* DATA EXCERPTS *
*** Block opens ***
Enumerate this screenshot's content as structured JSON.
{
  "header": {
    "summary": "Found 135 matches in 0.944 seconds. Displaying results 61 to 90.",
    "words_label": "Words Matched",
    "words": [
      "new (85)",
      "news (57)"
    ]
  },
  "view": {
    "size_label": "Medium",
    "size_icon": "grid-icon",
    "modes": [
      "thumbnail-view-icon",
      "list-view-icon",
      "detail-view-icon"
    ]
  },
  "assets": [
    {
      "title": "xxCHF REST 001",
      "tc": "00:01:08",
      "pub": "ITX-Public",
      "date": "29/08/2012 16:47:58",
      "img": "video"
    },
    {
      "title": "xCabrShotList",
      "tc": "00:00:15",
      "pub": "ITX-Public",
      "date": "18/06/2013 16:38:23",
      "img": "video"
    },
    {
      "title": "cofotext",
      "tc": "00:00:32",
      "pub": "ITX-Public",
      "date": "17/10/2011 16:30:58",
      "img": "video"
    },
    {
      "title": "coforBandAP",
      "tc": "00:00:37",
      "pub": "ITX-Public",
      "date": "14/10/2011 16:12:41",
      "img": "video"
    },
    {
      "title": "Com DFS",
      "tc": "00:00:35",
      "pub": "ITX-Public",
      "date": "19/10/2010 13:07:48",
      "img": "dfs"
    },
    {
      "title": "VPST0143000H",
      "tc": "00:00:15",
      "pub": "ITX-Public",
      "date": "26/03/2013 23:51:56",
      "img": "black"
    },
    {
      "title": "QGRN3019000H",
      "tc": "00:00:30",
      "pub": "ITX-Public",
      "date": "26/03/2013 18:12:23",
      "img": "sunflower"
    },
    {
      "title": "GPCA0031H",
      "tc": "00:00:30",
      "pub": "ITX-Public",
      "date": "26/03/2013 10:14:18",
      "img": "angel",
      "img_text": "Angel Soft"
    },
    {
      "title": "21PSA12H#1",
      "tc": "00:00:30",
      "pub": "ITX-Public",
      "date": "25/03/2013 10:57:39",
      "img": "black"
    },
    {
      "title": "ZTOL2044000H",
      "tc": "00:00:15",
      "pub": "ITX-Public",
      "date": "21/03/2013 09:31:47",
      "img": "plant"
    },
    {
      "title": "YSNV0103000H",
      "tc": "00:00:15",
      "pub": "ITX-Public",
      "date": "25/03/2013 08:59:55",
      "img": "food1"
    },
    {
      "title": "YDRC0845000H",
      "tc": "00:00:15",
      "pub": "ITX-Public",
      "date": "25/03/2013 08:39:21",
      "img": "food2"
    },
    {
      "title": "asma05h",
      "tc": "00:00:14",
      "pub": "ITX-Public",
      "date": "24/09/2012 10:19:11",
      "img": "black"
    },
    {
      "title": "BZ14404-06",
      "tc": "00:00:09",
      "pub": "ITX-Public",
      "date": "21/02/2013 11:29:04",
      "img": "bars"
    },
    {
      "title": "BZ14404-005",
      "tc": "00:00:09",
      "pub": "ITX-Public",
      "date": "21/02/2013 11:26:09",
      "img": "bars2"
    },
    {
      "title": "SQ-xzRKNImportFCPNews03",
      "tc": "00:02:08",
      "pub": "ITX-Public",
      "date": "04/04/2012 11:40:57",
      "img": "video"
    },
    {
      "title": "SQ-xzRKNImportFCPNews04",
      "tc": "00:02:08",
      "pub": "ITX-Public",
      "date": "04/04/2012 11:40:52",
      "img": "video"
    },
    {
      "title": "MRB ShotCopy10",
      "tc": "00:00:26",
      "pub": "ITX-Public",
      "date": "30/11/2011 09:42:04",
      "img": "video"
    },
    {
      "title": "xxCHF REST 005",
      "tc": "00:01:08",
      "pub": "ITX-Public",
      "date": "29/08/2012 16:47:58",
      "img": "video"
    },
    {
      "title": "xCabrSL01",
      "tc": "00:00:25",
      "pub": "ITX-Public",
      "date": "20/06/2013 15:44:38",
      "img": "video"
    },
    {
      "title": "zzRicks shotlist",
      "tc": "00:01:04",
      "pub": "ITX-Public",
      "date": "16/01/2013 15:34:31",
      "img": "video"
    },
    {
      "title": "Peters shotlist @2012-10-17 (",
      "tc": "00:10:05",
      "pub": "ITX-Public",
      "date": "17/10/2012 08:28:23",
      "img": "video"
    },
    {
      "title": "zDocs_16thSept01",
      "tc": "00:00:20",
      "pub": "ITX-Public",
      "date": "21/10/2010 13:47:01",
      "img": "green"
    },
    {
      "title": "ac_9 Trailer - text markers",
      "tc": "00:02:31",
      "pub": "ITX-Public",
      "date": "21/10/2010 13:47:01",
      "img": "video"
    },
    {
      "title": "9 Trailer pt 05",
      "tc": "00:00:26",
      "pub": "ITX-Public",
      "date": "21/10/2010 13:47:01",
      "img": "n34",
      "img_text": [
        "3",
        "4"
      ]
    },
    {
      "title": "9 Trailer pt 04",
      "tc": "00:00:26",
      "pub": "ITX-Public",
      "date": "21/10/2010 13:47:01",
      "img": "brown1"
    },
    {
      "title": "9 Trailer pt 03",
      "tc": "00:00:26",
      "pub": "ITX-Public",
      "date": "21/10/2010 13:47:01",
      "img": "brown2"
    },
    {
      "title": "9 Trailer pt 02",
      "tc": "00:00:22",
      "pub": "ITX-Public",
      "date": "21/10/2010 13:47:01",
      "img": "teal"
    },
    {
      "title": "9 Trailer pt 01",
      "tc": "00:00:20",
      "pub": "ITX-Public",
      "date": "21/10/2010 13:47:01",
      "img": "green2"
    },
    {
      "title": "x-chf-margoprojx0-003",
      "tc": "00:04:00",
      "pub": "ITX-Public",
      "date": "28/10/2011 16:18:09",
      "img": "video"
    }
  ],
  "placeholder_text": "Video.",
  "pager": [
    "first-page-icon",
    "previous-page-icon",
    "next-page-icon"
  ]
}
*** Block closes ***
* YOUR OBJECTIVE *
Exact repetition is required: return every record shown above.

* YOUR SOLUTION *
Enumerate this screenshot's content as structured JSON.
{
  "header": {
    "summary": "Found 135 matches in 0.944 seconds. Displaying results 61 to 90.",
    "words_label": "Words Matched",
    "words": [
      "new (85)",
      "news (57)"
    ]
  },
  "view": {
    "size_label": "Medium",
    "size_icon": "grid-icon",
    "modes": [
      "thumbnail-view-icon",
      "list-view-icon",
      "detail-view-icon"
    ]
  },
  "assets": [
    {
      "title": "xxCHF REST 001",
      "tc": "00:01:08",
      "pub": "ITX-Public",
      "date": "29/08/2012 16:47:58",
      "img": "video"
    },
    {
      "title": "xCabrShotList",
      "tc": "00:00:15",
      "pub": "ITX-Public",
      "date": "18/06/2013 16:38:23",
      "img": "video"
    },
    {
      "title": "cofotext",
      "tc": "00:00:32",
      "pub": "ITX-Public",
      "date": "17/10/2011 16:30:58",
      "img": "video"
    },
    {
      "title": "coforBandAP",
      "tc": "00:00:37",
      "pub": "ITX-Public",
      "date": "14/10/2011 16:12:41",
      "img": "video"
    },
    {
      "title": "Com DFS",
      "tc": "00:00:35",
      "pub": "ITX-Public",
      "date": "19/10/2010 13:07:48",
      "img": "dfs"
    },
    {
      "title": "VPST0143000H",
      "tc": "00:00:15",
      "pub": "ITX-Public",
      "date": "26/03/2013 23:51:56",
      "img": "black"
    },
    {
      "title": "QGRN3019000H",
      "tc": "00:00:30",
      "pub": "ITX-Public",
      "date": "26/03/2013 18:12:23",
      "img": "sunflower"
    },
    {
      "title": "GPCA0031H",
      "tc": "00:00:30",
      "pub": "ITX-Public",
      "date": "26/03/2013 10:14:18",
      "img": "angel",
      "img_text": "Angel Soft"
    },
    {
      "title": "21PSA12H#1",
      "tc": "00:00:30",
      "pub": "ITX-Public",
      "date": "25/03/2013 10:57:39",
      "img": "black"
    },
    {
      "title": "ZTOL2044000H",
      "tc": "00:00:15",
      "pub": "ITX-Public",
      "date": "21/03/2013 09:31:47",
      "img": "plant"
    },
    {
      "title": "YSNV0103000H",
      "tc": "00:00:15",
      "pub": "ITX-Public",
      "date": "25/03/2013 08:59:55",
      "img": "food1"
    },
    {
      "title": "YDRC0845000H",
      "tc": "00:00:15",
      "pub": "ITX-Public",
      "date": "25/03/2013 08:39:21",
      "img": "food2"
    },
    {
      "title": "asma05h",
      "tc": "00:00:14",
      "pub": "ITX-Public",
      "date": "24/09/2012 10:19:11",
      "img": "black"
    },
    {
      "title": "BZ14404-06",
      "tc": "00:00:09",
      "pub": "ITX-Public",
      "date": "21/02/2013 11:29:04",
      "img": "bars"
    },
    {
      "title": "BZ14404-005",
      "tc": "00:00:09",
      "pub": "ITX-Public",
      "date": "21/02/2013 11:26:09",
      "img": "bars2"
    },
    {
      "title": "SQ-xzRKNImportFCPNews03",
      "tc": "00:02:08",
      "pub": "ITX-Public",
      "date": "04/04/2012 11:40:57",
      "img": "video"
    },
    {
      "title": "SQ-xzRKNImportFCPNews04",
      "tc": "00:02:08",
      "pub": "ITX-Public",
      "date": "04/04/2012 11:40:52",
      "img": "video"
    },
    {
      "title": "MRB ShotCopy10",
      "tc": "00:00:26",
      "pub": "ITX-Public",
      "date": "30/11/2011 09:42:04",
      "img": "video"
    },
    {
      "title": "xxCHF REST 005",
      "tc": "00:01:08",
      "pub": "ITX-Public",
      "date": "29/08/2012 16:47:58",
      "img": "video"
    },
    {
      "title": "xCabrSL01",
      "tc": "00:00:25",
      "pub": "ITX-Public",
      "date": "20/06/2013 15:44:38",
      "img": "video"
    },
    {
      "title": "zzRicks shotlist",
      "tc": "00:01:04",
      "pub": "ITX-Public",
      "date": "16/01/2013 15:34:31",
      "img": "video"
    },
    {
      "title": "Peters shotlist @2012-10-17 (",
      "tc": "00:10:05",
      "pub": "ITX-Public",
      "date": "17/10/2012 08:28:23",
      "img": "video"
    },
    {
      "title": "zDocs_16thSept01",
      "tc": "00:00:20",
      "pub": "ITX-Public",
      "date": "21/10/2010 13:47:01",
      "img": "green"
    },
    {
      "title": "ac_9 Trailer - text markers",
      "tc": "00:02:31",
      "pub": "ITX-Public",
      "date": "21/10/2010 13:47:01",
      "img": "video"
    },
    {
      "title": "9 Trailer pt 05",
      "tc": "00:00:26",
      "pub": "ITX-Public",
      "date": "21/10/2010 13:47:01",
      "img": "n34",
      "img_text": [
        "3",
        "4"
      ]
    },
    {
      "title": "9 Trailer pt 04",
      "tc": "00:00:26",
      "pub": "ITX-Public",
      "date": "21/10/2010 13:47:01",
      "img": "brown1"
    },
    {
      "title": "9 Trailer pt 03",
      "tc": "00:00:26",
      "pub": "ITX-Public",
      "date": "21/10/2010 13:47:01",
      "img": "brown2"
    },
    {
      "title": "9 Trailer pt 02",
      "tc": "00:00:22",
      "pub": "ITX-Public",
      "date": "21/10/2010 13:47:01",
      "img": "teal"
    },
    {
      "title": "9 Trailer pt 01",
      "tc": "00:00:20",
      "pub": "ITX-Public",
      "date": "21/10/2010 13:47:01",
      "img": "green2"
    },
    {
      "title": "x-chf-margoprojx0-003",
      "tc": "00:04:00",
      "pub": "ITX-Public",
      "date": "28/10/2011 16:18:09",
      "img": "video"
    }
  ],
  "placeholder_text": "Video.",
  "pager": [
    "first-page-icon",
    "previous-page-icon",
    "next-page-icon"
  ]
}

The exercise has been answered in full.